### AIM OF THE EXERCISE:
What lines in the records below contain the string "icon"? Copy every one.

Dataset records

[Start of Attachment]

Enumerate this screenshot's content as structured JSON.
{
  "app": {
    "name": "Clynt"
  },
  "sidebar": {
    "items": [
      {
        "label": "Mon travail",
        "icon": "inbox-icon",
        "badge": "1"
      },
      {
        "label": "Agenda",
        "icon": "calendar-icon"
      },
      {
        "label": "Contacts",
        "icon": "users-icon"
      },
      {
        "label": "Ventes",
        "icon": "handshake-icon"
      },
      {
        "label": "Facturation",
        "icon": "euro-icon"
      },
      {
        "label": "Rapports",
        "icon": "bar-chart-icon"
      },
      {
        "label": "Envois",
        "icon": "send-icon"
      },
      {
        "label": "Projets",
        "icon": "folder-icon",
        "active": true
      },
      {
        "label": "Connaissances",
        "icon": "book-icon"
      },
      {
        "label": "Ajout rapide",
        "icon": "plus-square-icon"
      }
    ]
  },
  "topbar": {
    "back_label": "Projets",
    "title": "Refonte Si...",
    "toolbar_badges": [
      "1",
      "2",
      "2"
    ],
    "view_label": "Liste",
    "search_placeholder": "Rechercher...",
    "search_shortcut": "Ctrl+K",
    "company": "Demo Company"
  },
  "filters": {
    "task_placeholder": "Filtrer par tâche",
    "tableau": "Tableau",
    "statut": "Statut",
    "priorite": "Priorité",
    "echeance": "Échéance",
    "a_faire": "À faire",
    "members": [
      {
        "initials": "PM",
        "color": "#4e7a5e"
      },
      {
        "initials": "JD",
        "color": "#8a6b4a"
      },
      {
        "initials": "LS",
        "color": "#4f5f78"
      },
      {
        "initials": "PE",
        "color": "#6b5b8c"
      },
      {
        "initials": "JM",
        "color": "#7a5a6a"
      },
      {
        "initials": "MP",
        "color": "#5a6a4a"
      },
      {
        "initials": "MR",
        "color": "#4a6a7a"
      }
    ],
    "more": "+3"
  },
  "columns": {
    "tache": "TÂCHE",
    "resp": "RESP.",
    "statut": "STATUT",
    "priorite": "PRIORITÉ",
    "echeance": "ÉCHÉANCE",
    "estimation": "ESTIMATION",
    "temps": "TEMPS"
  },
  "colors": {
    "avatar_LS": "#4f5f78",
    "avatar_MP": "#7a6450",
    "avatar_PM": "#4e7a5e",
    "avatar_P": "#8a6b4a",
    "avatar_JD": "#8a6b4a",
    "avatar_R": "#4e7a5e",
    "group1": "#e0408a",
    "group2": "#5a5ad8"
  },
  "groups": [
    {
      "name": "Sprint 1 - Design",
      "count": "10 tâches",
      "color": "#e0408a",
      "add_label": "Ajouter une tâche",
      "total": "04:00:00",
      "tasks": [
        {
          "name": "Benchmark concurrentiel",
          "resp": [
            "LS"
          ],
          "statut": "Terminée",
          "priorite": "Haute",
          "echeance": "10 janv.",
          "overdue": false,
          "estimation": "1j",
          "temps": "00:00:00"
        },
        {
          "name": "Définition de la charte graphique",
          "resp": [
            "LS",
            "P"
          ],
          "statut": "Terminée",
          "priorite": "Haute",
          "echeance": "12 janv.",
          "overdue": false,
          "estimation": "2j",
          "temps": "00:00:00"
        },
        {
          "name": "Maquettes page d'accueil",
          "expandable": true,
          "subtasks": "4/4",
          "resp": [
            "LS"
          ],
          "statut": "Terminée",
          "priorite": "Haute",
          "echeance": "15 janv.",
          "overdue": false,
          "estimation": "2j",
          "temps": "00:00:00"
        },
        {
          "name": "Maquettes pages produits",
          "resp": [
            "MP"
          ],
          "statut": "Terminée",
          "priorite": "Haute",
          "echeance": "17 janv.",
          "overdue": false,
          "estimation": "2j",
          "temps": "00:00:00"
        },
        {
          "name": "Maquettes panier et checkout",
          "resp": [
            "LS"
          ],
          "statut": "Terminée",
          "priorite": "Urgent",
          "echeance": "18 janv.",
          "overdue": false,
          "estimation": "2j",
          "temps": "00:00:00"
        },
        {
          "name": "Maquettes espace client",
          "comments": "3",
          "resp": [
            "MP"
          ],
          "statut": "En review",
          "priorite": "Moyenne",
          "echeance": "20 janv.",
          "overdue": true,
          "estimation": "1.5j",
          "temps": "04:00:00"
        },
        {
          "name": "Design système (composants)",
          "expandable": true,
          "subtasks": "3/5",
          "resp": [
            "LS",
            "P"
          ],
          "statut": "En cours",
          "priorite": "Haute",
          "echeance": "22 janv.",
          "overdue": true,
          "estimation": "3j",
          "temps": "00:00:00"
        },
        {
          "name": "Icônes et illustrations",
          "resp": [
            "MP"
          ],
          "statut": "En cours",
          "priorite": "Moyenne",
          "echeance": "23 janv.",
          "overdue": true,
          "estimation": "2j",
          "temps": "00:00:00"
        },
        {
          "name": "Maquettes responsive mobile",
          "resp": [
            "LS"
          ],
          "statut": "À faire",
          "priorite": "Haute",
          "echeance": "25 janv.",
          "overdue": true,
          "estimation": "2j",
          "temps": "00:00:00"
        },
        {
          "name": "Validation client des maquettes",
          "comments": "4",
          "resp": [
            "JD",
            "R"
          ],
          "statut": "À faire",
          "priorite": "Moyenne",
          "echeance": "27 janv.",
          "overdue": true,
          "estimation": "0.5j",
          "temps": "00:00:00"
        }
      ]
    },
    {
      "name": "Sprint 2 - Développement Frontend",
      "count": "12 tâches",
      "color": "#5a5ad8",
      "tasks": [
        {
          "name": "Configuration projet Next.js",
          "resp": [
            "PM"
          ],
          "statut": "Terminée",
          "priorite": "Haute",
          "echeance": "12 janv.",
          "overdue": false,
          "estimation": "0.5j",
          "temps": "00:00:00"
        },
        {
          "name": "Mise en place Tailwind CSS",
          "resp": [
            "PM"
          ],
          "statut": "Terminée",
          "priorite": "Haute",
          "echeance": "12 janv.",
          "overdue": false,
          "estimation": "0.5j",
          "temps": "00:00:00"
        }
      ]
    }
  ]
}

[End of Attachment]

### TASK ANSWER:
        "icon": "inbox-icon",
        "icon": "calendar-icon"
        "icon": "users-icon"
        "icon": "handshake-icon"
        "icon": "euro-icon"
        "icon": "bar-chart-icon"
        "icon": "send-icon"
        "icon": "folder-icon",
        "icon": "book-icon"
        "icon": "plus-square-icon"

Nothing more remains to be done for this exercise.